5. Setup SSH Tunnel

We can now connect to the server using SSH by only sending DNS packets. The server will appear on our local network thanks to iodine. Run the following command to setup an SSH tunnel on port 9999:

ssh -i IodineServer.pem [email protected] -D 9999

You should also keep this terminal tab open for the connection to persist. At this stage we are using port 9999 to talk to the server and iodine is forwarding all our communication through port 53.

6. Tell Chrome to use SOCKS proxy

We need to tell Chrome to use the tunnel when sending HTTP requests. This can be achieved by downloading the Chrome Plugin SwitchyOmega. Head to the plugin options page and create a new profile with the following properties:
Profile Name: DNS Tunnel
Protocol: SOCKS5
Server: localhost
Port: 9999
After applying your changes you can use the plugin icon to switch to the profile you created and every page you load after this point will be forwarded through iodine.

7. Profit

Now you can surf the web freely (even establish TLS connections) behind a firewall as described in the introduction section. The connection speed will be slow as DNS packets are not large in size by nature. You can fine tune the iodine flags to optimize your speed. Make sure to switch back your SwitchyOmega profile to default and terminate the SSH tunnel and iodine instance once you are done testing the tool.

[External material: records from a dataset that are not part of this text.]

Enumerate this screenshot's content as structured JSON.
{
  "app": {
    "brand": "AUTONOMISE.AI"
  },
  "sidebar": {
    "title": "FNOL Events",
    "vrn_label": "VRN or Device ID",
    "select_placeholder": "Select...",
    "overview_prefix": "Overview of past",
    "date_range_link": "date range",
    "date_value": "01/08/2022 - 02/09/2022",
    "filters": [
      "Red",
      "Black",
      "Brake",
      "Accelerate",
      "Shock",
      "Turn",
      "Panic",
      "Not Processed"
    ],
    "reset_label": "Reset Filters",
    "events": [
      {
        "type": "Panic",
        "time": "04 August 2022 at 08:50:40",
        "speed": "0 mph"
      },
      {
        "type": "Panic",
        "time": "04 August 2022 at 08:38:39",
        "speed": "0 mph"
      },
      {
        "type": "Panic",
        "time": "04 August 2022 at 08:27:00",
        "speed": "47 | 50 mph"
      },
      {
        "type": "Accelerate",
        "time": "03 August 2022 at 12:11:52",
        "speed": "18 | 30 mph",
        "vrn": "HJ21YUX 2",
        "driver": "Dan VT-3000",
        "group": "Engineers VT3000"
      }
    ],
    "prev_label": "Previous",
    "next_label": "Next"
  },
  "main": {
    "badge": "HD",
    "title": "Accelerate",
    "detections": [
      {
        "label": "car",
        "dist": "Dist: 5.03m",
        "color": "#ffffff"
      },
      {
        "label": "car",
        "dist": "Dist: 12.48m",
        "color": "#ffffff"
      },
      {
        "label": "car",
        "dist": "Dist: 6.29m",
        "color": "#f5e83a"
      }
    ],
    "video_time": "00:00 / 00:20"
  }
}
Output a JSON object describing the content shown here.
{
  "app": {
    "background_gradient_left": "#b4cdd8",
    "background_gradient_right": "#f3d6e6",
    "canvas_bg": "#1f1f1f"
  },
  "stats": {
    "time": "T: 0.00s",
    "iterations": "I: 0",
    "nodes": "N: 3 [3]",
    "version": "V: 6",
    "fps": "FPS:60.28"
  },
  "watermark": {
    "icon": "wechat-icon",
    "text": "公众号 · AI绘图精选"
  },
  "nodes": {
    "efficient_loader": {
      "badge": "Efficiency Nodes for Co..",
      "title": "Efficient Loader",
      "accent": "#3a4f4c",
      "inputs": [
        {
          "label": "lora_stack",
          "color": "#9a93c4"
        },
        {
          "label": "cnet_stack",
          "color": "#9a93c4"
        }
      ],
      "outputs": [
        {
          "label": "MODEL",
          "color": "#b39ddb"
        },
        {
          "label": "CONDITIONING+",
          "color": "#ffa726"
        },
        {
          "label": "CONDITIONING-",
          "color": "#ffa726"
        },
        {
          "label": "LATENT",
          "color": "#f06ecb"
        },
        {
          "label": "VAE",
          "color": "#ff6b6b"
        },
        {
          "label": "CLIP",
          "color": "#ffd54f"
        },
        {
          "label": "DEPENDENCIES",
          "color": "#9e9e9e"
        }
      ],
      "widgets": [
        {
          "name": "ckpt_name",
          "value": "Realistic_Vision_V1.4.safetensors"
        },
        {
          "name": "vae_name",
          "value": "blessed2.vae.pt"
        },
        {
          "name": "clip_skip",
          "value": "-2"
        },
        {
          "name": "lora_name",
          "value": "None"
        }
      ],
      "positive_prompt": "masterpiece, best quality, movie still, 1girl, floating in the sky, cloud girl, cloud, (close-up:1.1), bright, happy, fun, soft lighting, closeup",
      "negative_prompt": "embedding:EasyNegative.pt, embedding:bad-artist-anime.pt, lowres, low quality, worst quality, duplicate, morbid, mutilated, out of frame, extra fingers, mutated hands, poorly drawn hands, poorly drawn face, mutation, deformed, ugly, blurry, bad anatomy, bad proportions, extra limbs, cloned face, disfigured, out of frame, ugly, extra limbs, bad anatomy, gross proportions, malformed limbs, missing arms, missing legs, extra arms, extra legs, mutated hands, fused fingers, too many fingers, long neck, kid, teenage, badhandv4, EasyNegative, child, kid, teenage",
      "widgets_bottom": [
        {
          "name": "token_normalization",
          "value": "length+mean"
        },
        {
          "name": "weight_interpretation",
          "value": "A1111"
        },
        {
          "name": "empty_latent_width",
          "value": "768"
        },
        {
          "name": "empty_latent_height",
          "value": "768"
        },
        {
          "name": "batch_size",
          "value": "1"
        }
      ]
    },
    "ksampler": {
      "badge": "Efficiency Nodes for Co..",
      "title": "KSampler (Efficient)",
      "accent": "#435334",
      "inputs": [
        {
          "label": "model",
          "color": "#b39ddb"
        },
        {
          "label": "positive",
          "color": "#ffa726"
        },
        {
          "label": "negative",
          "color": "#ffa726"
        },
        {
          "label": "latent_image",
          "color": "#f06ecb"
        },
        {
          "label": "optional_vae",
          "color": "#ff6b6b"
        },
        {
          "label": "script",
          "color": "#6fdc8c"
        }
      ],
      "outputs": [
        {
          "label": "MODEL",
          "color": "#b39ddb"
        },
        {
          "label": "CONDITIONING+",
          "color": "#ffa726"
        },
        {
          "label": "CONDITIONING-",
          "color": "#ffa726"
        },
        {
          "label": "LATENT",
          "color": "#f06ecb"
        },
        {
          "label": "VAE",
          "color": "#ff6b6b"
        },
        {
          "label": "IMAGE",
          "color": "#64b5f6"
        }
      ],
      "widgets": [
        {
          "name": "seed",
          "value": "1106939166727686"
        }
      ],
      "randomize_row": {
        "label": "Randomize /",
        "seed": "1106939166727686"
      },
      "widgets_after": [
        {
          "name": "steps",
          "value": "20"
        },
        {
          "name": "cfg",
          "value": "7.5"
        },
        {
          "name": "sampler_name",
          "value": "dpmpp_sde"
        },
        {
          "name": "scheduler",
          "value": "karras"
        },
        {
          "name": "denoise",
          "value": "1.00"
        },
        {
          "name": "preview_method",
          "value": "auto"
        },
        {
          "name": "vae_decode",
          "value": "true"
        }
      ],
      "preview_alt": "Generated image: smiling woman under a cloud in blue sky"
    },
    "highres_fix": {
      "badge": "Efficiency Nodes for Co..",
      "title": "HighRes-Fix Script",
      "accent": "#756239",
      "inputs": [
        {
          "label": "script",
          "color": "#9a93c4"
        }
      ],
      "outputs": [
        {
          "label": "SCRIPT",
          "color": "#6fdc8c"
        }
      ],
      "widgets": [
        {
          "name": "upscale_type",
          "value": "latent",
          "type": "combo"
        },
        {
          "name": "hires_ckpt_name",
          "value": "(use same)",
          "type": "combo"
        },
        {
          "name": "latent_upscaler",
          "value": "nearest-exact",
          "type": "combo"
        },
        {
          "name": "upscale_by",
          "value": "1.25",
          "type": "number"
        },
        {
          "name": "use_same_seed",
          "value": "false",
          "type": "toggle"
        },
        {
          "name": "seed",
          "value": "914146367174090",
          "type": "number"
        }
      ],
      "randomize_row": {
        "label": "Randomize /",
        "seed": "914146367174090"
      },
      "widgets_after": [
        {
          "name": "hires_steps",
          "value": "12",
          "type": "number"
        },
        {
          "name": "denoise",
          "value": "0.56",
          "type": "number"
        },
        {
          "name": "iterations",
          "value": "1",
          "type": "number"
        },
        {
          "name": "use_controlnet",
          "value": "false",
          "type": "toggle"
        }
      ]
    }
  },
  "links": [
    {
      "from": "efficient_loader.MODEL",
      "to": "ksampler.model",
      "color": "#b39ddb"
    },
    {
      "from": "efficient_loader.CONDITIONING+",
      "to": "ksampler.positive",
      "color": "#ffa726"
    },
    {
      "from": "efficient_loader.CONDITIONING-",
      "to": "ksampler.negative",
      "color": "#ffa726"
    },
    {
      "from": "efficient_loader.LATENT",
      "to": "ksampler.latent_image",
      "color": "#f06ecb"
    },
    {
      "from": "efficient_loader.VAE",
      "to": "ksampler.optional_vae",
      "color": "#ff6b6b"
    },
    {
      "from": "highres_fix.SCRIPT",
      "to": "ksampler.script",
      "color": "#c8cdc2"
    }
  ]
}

This is my first blog post! Let me know what you think below.

Getting many SERVFAIL errors? Try using the flag -L0 when launching iodine.
Can't point a NS record to IPv6? Ask your domain service provider to do it for you manually.